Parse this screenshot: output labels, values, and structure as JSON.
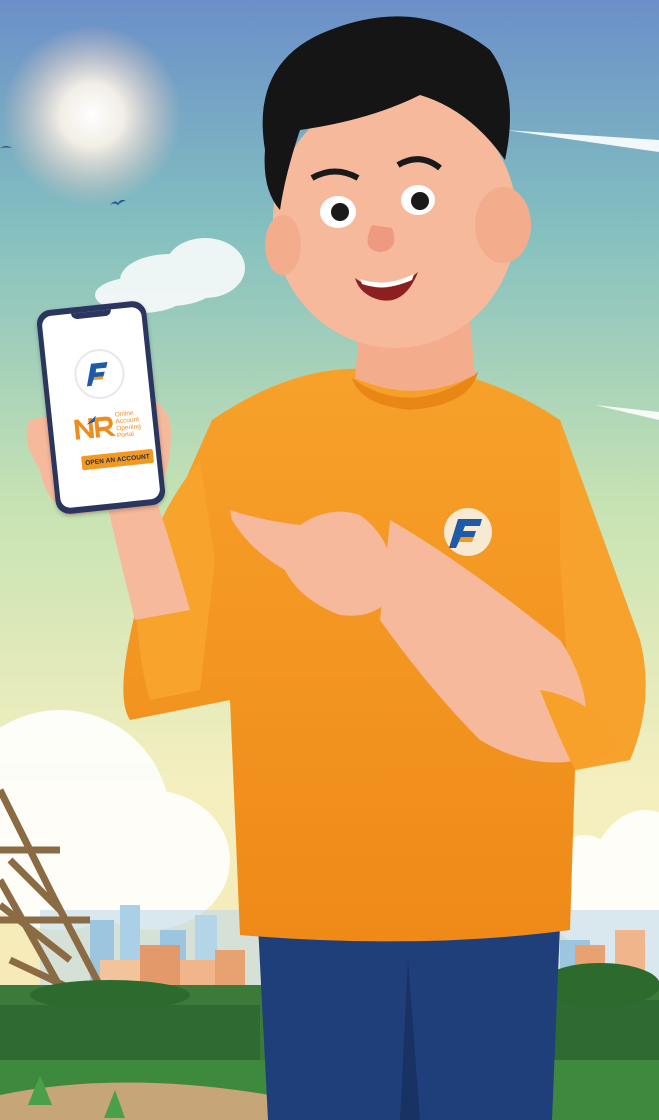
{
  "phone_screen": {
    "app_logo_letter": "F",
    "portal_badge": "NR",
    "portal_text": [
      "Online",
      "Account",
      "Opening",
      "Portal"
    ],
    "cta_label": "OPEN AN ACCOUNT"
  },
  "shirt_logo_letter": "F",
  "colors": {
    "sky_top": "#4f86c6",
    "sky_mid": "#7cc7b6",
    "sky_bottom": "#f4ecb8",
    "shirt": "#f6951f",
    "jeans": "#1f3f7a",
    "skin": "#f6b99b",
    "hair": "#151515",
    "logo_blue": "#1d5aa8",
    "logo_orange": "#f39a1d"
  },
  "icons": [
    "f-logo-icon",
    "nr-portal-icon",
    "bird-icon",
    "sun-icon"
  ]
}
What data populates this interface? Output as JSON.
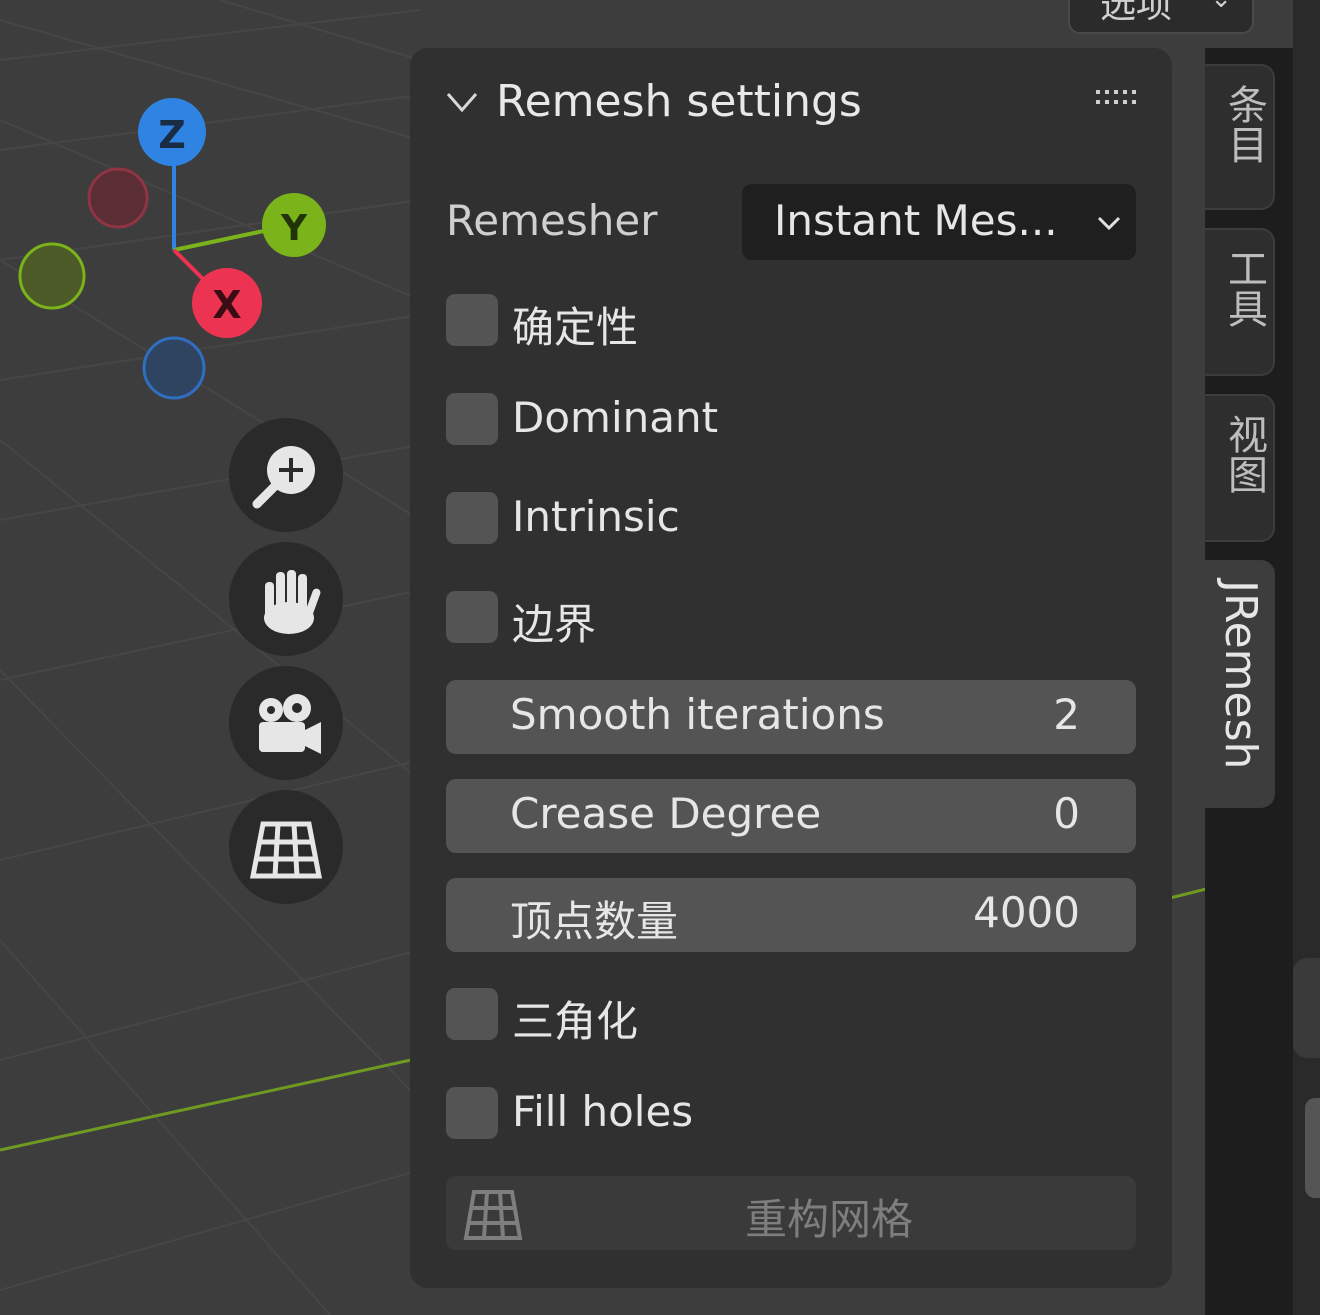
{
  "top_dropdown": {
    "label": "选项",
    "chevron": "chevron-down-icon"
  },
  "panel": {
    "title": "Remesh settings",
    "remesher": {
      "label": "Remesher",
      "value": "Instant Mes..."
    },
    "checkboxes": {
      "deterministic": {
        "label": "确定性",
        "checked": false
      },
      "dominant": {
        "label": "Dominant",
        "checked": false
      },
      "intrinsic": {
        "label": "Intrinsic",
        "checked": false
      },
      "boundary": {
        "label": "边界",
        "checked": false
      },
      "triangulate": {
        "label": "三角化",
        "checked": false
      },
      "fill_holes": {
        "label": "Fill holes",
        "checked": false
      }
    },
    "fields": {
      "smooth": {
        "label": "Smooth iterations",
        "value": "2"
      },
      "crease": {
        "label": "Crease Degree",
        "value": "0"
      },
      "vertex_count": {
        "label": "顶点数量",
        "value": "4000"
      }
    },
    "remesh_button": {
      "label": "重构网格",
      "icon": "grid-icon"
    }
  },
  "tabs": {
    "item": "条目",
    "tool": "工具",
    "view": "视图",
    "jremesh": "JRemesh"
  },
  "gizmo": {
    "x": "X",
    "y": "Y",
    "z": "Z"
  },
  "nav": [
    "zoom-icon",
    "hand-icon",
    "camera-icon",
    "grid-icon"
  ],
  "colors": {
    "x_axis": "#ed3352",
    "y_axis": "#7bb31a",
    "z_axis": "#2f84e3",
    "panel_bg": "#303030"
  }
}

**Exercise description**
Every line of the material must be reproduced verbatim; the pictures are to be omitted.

**Answer to the exercise**
Parse this screenshot: output labels, values, and structure as JSON.
{
  "phone_screen": {
    "app_logo_letter": "F",
    "portal_badge": "NR",
    "portal_text": [
      "Online",
      "Account",
      "Opening",
      "Portal"
    ],
    "cta_label": "OPEN AN ACCOUNT"
  },
  "shirt_logo_letter": "F",
  "colors": {
    "sky_top": "#4f86c6",
    "sky_mid": "#7cc7b6",
    "sky_bottom": "#f4ecb8",
    "shirt": "#f6951f",
    "jeans": "#1f3f7a",
    "skin": "#f6b99b",
    "hair": "#151515",
    "logo_blue": "#1d5aa8",
    "logo_orange": "#f39a1d"
  },
  "icons": [
    "f-logo-icon",
    "nr-portal-icon",
    "bird-icon",
    "sun-icon"
  ]
}
What data populates this interface? Output as JSON.
{
  "top_dropdown": {
    "label": "选项",
    "chevron": "chevron-down-icon"
  },
  "panel": {
    "title": "Remesh settings",
    "remesher": {
      "label": "Remesher",
      "value": "Instant Mes..."
    },
    "checkboxes": {
      "deterministic": {
        "label": "确定性",
        "checked": false
      },
      "dominant": {
        "label": "Dominant",
        "checked": false
      },
      "intrinsic": {
        "label": "Intrinsic",
        "checked": false
      },
      "boundary": {
        "label": "边界",
        "checked": false
      },
      "triangulate": {
        "label": "三角化",
        "checked": false
      },
      "fill_holes": {
        "label": "Fill holes",
        "checked": false
      }
    },
    "fields": {
      "smooth": {
        "label": "Smooth iterations",
        "value": "2"
      },
      "crease": {
        "label": "Crease Degree",
        "value": "0"
      },
      "vertex_count": {
        "label": "顶点数量",
        "value": "4000"
      }
    },
    "remesh_button": {
      "label": "重构网格",
      "icon": "grid-icon"
    }
  },
  "tabs": {
    "item": "条目",
    "tool": "工具",
    "view": "视图",
    "jremesh": "JRemesh"
  },
  "gizmo": {
    "x": "X",
    "y": "Y",
    "z": "Z"
  },
  "nav": [
    "zoom-icon",
    "hand-icon",
    "camera-icon",
    "grid-icon"
  ],
  "colors": {
    "x_axis": "#ed3352",
    "y_axis": "#7bb31a",
    "z_axis": "#2f84e3",
    "panel_bg": "#303030"
  }
}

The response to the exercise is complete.